Marketwatch has tallied 440,000 job openings.
This tally includes the 150,000 new workers Walmart announced it would hire. The retailer announced it would give full-time employees who are paid hourly a bonus of $300 each, and part-time hourly employees $150. Amazon announced plans to hire 100,000 new employees to meet the rising demand for e-commerce orders and deliveries. Amazon and Walmart will hire most of these workers through April, but many may stay longer or permanently.
CVS Health plans to fire 50,000 more full-time, part-time, and temporary employees. The company aims to hire many workers who have been furloughed from hotel chains.
Albertsons, Kroger, and Trader Joe’s have also either increased hiring or offered bonuses to current employees, while Lowe’s announced it is looking to fill 30,000 permanent and temporary job openings. 7-Eleven announced it would hire as many as 20,000 employees. Albertsons, which owns Safeway and Acme, will hire 30,000 new associates. Kroger has announced it is hiring 20,000 new associates, after hiring 23,500 workers the week before. Trader Joe’s is paying bonuses to current employees but would not put a number on new hires.
Delivery companies are also hiring. Pizza Hut plans to hire 30,000 permanent employees, while Papa John’s announced it would hire 20,000 workers immediately. Hungry Howie’s, a Detroit-based pizza chain that has spread to 21 states, has 2,000 permanent delivery driver openings — jobs that can make up to $15 per hour. Blue Apron, which delivers meal kits to homes, announced it is also hiring.
Some internet companies are also hiring. Dane Jasper, CEO of the Northern California-based internet provider Sonic, said he would likely be hiring an additional 15 employees a month to join his 520-person team.
According to Seeking Alpha, Pepsi is looking to hire 15,000 additional workers, while Dollar General is seeking 143,000, and Oreo is looking to hire 1,000.
These hirings sound like small potatoes compared to the 3.3 million Americans who filed for unemployment benefits this past week, but they are politically significant.
During the wrangling over the $2 trillion coronavirus stimulus bill that President Donald Trump signed on Friday, four Republican senators voiced concerns about adding an extra $600 per week on top of their unemployment paychecks. The senators warned that this extra payment would provide a perverse incentive, encouraging furloughed employees not to find a new job during the crisis.
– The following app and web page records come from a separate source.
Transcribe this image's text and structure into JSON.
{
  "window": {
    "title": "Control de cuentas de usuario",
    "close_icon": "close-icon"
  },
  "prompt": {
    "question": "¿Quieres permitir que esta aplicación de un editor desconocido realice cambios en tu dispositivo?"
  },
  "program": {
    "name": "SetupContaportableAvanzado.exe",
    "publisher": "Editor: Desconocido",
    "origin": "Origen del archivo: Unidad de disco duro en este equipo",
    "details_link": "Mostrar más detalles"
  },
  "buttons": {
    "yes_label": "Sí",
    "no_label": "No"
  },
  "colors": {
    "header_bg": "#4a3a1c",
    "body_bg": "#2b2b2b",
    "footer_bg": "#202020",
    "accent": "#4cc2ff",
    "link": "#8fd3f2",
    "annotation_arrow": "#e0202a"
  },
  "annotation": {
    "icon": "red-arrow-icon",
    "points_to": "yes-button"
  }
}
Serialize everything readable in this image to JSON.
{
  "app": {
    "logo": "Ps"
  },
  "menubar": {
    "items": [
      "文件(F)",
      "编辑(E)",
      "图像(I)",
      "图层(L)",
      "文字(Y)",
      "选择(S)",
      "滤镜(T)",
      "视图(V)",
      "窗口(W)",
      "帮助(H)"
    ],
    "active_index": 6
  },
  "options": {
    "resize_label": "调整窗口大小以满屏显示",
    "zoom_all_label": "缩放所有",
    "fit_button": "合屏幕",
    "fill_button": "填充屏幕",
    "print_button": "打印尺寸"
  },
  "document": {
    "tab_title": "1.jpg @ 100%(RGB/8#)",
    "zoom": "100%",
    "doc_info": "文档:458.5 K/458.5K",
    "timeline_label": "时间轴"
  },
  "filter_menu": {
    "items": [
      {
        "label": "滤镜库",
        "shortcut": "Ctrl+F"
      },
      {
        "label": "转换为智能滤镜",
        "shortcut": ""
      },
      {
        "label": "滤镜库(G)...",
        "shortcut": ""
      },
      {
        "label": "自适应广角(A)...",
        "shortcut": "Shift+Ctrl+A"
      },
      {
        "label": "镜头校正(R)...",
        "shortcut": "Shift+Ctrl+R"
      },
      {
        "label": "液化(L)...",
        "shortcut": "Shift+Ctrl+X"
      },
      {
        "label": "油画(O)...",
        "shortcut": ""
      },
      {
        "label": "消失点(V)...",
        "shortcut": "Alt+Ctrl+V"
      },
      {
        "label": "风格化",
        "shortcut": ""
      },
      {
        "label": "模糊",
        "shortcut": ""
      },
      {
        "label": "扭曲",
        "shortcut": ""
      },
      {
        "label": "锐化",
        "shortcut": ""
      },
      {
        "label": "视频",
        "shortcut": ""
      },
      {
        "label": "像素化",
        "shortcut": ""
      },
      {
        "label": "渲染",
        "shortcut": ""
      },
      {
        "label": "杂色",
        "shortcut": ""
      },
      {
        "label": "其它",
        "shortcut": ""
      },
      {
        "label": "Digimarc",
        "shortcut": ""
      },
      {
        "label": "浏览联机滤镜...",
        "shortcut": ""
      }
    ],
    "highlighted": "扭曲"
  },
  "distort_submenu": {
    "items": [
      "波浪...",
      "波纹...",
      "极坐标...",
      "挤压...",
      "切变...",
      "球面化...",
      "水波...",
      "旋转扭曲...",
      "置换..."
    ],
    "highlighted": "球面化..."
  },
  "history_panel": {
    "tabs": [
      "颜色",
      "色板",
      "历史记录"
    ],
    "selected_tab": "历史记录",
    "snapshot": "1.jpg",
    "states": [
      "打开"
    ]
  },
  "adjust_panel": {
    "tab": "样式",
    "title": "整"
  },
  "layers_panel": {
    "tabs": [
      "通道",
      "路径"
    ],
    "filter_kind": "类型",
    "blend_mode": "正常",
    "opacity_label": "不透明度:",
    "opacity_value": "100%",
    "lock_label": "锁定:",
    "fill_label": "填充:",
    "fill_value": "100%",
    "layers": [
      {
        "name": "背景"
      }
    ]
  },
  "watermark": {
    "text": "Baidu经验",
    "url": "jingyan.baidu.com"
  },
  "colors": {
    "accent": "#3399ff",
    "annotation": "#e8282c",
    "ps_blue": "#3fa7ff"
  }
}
Bernie Sanders condemned their concerns as “anti-worker,” but with companies looking to hire at least 440,000 workers, it seems the Republicans were right to voice concerns.
“The American people do not think you should get paid more money to not work than to work, and the American people understand the stated purposes of this bill are to maintain the employer-employee relationship,” Sen. Ben Sasse (R-Neb.) insisted. “If we do something now that says the new baseline American assumption is the government should say … we want people to get more money to not work than to work, the American people do not want that to happen.”
Sens. Lindsey Graham (R-S.C.), Tim Scott (R-S.C.), and Rick Scott (R-Fla.) joined Sasse in voicing these concerns.
While most Americans who find themselves unemployed may not be able to find a job until the coronavirus crisis is over, roughly one-sixth of them should be able to find an opportunity. If they’re making more money on unemployment than they would be on the job, that’s a serious problem — it makes it much harder for Albertons, Amazon, CVS Health, Hungry Howie’s, Kroger, Lowe’s, Papa John’s, Pizza Hut, Walmart, 7-Eleven, and any other company that needs to expand to fit crisis-related demand to actually find available workers.
Democrats argue that the extra $600 per week is essential to help workers, and many Democrats add that they don’t want Americans to have to find new jobs in the midst of a crisis. That sounds very charitable and noble, but these companies have called the Democrats’ bluff. There are hundreds of thousands of jobs that need to be filled, and the Democrats just defended a measure that disincentivizes employment.
Tyler O’Neil is the author of Making Hate Pay: The Corruption of the Southern Poverty Law Center. Follow him on Twitter at @Tyler2ONeil.